  42. Eggermont AM, Suciu S, Santinami M, Testori A, Kruit WH, Marsden J, et al. Adjuvant therapy with pegylated interferon alfa-2b versus observation alone in resected stage III melanoma: final results of EORTC 18991, a randomised phase III trial. Lancet. 2008;372(9633):117–26.View ArticlePubMedGoogle Scholar
  43. Ives NJ, Suciu S, Eggermont AMM, Kirkwood J, Lorigan P, Markovic SN, et al. Adjuvant interferon-α for the treatment of high-risk melanoma: an individual patient data meta-analysis. Eur J Cancer. 2017;82:171–83.View ArticlePubMedGoogle Scholar
  44. Eggermont AM, Chiarion-Sileni V, Grob JJ, Dummer R, Wolchok JD, Schmidt H, et al. Prolonged survival in stage III melanoma with ipilimumab adjuvant therapy. N Engl J Med. 2016;375:1845–55.View ArticlePubMedPubMed CentralGoogle Scholar
  45. Tarhini AA, Lee SJ, Hodi FS, Rao UNM, Cohen GI, Hamid O, et al. A phase III randomized study of adjuvant ipilimumab (3 or 10 mg/kg) versus high-dose interferon alfa-2b for resected high-risk melanoma (U.S. Intergroup E1609): preliminary safety and efficacy of the ipilimumab arms. J Clin Oncol. 2017;35(15):9500.Google Scholar
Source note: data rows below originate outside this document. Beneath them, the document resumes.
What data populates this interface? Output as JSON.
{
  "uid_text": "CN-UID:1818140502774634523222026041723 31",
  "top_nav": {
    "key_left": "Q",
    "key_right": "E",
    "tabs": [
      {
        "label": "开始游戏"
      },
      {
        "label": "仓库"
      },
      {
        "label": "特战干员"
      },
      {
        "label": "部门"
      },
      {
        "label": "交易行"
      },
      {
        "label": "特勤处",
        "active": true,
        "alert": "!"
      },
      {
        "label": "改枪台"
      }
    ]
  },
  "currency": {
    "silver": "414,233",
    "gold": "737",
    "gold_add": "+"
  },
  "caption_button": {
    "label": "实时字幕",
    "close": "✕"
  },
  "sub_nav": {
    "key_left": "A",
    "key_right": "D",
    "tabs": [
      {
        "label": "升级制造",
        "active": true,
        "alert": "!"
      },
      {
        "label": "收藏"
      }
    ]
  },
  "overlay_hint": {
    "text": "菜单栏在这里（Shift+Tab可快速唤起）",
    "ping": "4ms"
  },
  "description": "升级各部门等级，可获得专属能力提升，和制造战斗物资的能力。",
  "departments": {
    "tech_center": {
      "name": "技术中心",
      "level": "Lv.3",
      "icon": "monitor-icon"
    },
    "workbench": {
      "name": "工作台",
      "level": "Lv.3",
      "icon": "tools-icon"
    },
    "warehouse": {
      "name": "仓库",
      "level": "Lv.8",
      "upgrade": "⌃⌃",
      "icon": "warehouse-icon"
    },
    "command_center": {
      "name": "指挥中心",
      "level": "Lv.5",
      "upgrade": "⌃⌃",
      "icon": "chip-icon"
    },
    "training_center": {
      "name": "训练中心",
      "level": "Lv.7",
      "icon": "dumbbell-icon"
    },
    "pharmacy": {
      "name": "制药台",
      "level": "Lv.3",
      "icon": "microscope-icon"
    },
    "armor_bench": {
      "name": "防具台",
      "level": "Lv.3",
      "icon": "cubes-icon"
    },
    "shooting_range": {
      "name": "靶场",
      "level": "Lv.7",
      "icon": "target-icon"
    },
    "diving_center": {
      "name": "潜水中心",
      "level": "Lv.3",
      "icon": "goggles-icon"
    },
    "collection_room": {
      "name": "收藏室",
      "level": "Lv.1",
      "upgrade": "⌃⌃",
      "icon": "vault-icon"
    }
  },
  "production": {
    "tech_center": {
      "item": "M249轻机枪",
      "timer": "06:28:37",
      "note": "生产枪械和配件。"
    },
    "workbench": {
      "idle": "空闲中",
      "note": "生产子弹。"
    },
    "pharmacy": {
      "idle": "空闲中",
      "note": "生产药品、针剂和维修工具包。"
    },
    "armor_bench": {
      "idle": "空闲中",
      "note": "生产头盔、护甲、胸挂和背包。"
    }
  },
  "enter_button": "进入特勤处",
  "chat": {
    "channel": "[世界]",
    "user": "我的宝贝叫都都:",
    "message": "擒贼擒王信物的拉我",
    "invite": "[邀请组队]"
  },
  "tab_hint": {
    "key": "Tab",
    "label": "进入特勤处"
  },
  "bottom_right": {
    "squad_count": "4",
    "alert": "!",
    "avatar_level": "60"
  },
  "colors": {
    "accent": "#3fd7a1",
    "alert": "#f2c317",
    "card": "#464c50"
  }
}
  46. Weber J, Mandala M, Del Vecchio M, Gogas HJ, Arance AM, Cowey CL, et al. Adjuvant nivolumab versus ipilimumab in resected stage III or IV melanoma. N Engl J Med. 2017;377:1824–35.View ArticlePubMedGoogle Scholar
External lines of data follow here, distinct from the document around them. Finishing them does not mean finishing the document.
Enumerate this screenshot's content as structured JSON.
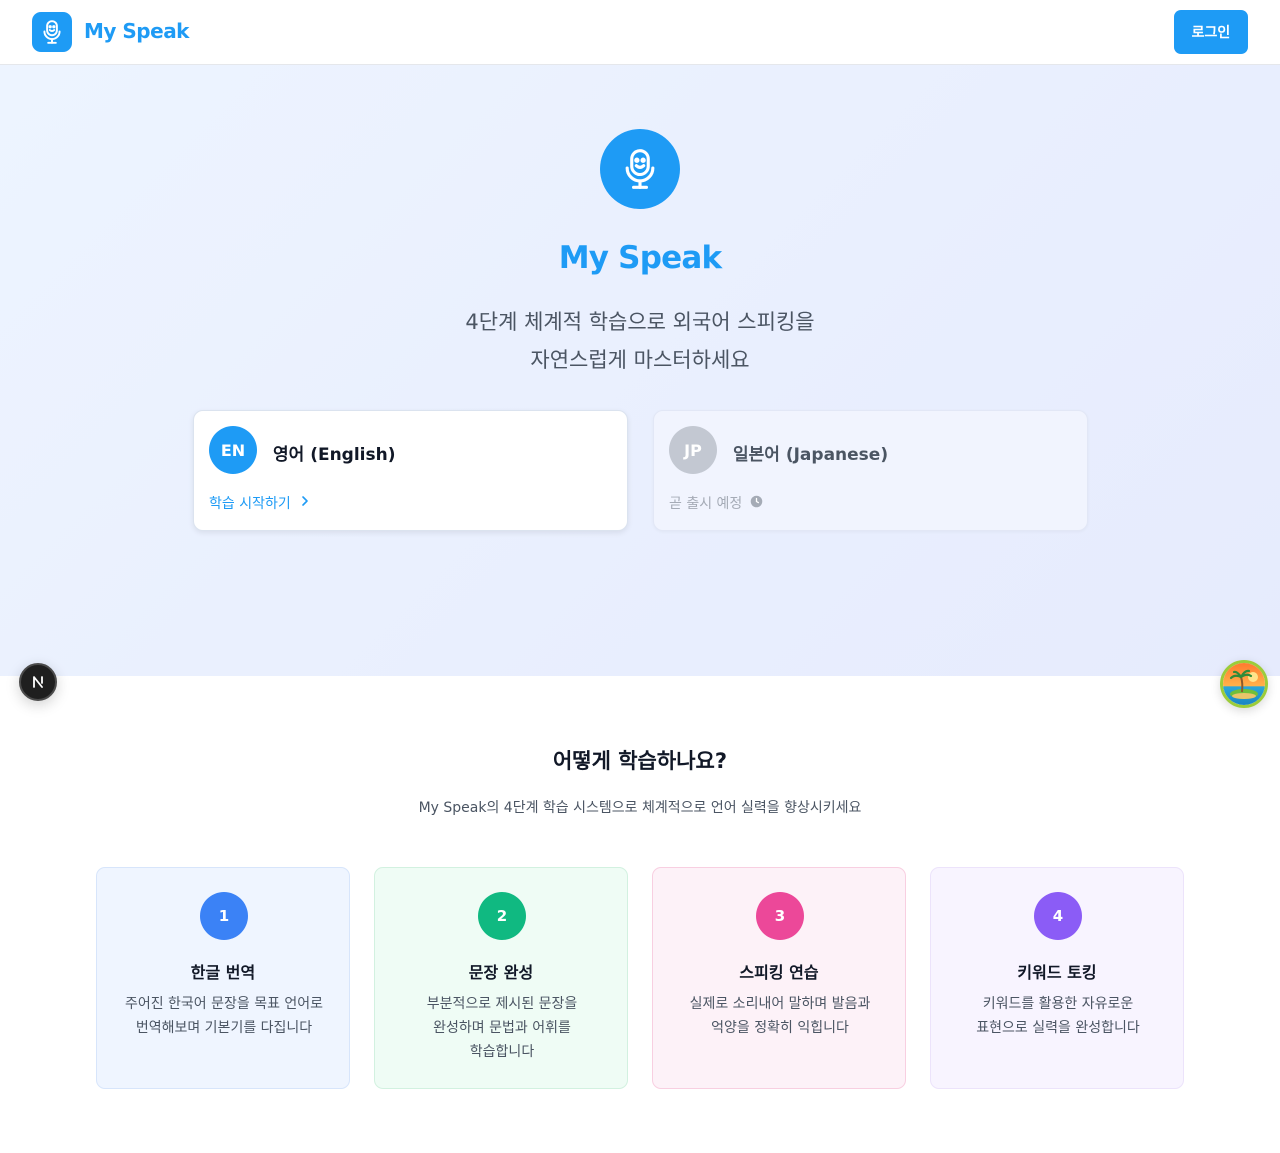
{
  "header": {
    "app_name": "My Speak",
    "login_label": "로그인"
  },
  "hero": {
    "title": "My Speak",
    "subtitle_line1": "4단계 체계적 학습으로 외국어 스피킹을",
    "subtitle_line2": "자연스럽게 마스터하세요"
  },
  "languages": [
    {
      "code": "EN",
      "name": "영어 (English)",
      "action": "학습 시작하기",
      "enabled": true
    },
    {
      "code": "JP",
      "name": "일본어 (Japanese)",
      "action": "곧 출시 예정",
      "enabled": false
    }
  ],
  "how_it_works": {
    "title": "어떻게 학습하나요?",
    "subtitle": "My Speak의 4단계 학습 시스템으로 체계적으로 언어 실력을 향상시키세요",
    "steps": [
      {
        "number": "1",
        "title": "한글 번역",
        "description": "주어진 한국어 문장을 목표 언어로 번역해보며 기본기를 다집니다"
      },
      {
        "number": "2",
        "title": "문장 완성",
        "description": "부분적으로 제시된 문장을 완성하며 문법과 어휘를 학습합니다"
      },
      {
        "number": "3",
        "title": "스피킹 연습",
        "description": "실제로 소리내어 말하며 발음과 억양을 정확히 익힙니다"
      },
      {
        "number": "4",
        "title": "키워드 토킹",
        "description": "키워드를 활용한 자유로운 표현으로 실력을 완성합니다"
      }
    ]
  },
  "colors": {
    "brand": "#1e9bf5",
    "step1": "#3b82f6",
    "step2": "#10b981",
    "step3": "#ec4899",
    "step4": "#8b5cf6"
  },
  "icons": {
    "logo": "microphone-smile-icon",
    "hero": "microphone-smile-icon",
    "start_arrow": "chevron-right-icon",
    "coming_soon": "clock-icon",
    "floating_left": "nextjs-icon",
    "floating_right": "island-icon"
  }
}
  47. Lewis K, Maio M, Demidov L, Mandala M, Ascierto PA, Herbert C, et al. BRIM8: a randomized, double-blind, placebo-controlled study of adjuvant vemurafenib in patients (pts) with completely resected, BRAFV600+ melanoma at high risk for recurrence. Ann Oncol. 2017;28(5):LBA7.Google Scholar
  48. Long GV, Hauschild A, Santinami M, Atkinson V, Mandalà M, Chiarion-Sileni V, et al. Adjuvant dabrafenib plus trametinib in stage III BRAF-mutated melanoma. N Engl J Med. 2017;377:1813–23.View ArticlePubMedGoogle Scholar

Copyright

© The Author(s) 2018

Advertisement